=== Record excerpts ===
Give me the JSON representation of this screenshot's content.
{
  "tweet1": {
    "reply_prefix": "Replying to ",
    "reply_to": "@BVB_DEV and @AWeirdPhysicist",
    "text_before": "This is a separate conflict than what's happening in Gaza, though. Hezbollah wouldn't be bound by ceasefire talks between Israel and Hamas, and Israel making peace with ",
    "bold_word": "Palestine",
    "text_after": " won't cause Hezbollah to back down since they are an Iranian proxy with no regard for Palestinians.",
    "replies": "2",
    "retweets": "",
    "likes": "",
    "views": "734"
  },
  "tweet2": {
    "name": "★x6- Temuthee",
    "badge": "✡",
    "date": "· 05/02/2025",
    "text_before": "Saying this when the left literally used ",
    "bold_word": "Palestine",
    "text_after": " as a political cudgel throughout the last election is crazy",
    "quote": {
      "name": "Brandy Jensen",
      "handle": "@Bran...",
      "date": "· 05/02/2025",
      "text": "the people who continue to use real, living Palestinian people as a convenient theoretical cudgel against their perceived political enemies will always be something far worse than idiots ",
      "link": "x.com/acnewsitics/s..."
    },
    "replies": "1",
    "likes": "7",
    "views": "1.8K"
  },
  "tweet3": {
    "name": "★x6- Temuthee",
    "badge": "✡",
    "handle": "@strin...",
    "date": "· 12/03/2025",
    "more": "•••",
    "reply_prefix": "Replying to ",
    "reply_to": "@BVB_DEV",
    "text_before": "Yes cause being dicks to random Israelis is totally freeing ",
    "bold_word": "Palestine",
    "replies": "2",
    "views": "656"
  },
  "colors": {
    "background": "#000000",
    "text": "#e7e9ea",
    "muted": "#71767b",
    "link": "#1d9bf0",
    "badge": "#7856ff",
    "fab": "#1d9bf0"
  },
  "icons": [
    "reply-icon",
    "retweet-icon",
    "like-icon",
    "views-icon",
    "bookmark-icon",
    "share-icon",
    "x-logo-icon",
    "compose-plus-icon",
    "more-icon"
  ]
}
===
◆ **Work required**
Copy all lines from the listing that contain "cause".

◆ **Exercise output**
    "text_after": " won't cause Hezbollah to back down since they are an Iranian proxy with no regard for Palestinians.",
    "text_before": "Yes cause being dicks to random Israelis is totally freeing ",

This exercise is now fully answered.